What to work on. Print each entry exactly, all the way through.

Data under study.
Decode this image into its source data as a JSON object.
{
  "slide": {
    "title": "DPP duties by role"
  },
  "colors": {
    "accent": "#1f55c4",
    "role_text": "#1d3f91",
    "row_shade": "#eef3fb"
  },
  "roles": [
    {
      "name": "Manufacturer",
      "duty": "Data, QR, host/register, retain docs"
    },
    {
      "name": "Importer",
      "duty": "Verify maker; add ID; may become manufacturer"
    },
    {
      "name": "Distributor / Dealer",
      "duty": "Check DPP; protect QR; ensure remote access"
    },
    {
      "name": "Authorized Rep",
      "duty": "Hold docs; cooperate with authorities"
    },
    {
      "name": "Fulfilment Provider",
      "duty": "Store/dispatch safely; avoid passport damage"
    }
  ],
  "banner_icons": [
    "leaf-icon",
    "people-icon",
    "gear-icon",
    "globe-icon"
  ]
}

Output of the exercise.
Decode this image into its source data as a JSON object.
{
  "slide": {
    "title": "DPP duties by role"
  },
  "colors": {
    "accent": "#1f55c4",
    "role_text": "#1d3f91",
    "row_shade": "#eef3fb"
  },
  "roles": [
    {
      "name": "Manufacturer",
      "duty": "Data, QR, host/register, retain docs"
    },
    {
      "name": "Importer",
      "duty": "Verify maker; add ID; may become manufacturer"
    },
    {
      "name": "Distributor / Dealer",
      "duty": "Check DPP; protect QR; ensure remote access"
    },
    {
      "name": "Authorized Rep",
      "duty": "Hold docs; cooperate with authorities"
    },
    {
      "name": "Fulfilment Provider",
      "duty": "Store/dispatch safely; avoid passport damage"
    }
  ],
  "banner_icons": [
    "leaf-icon",
    "people-icon",
    "gear-icon",
    "globe-icon"
  ]
}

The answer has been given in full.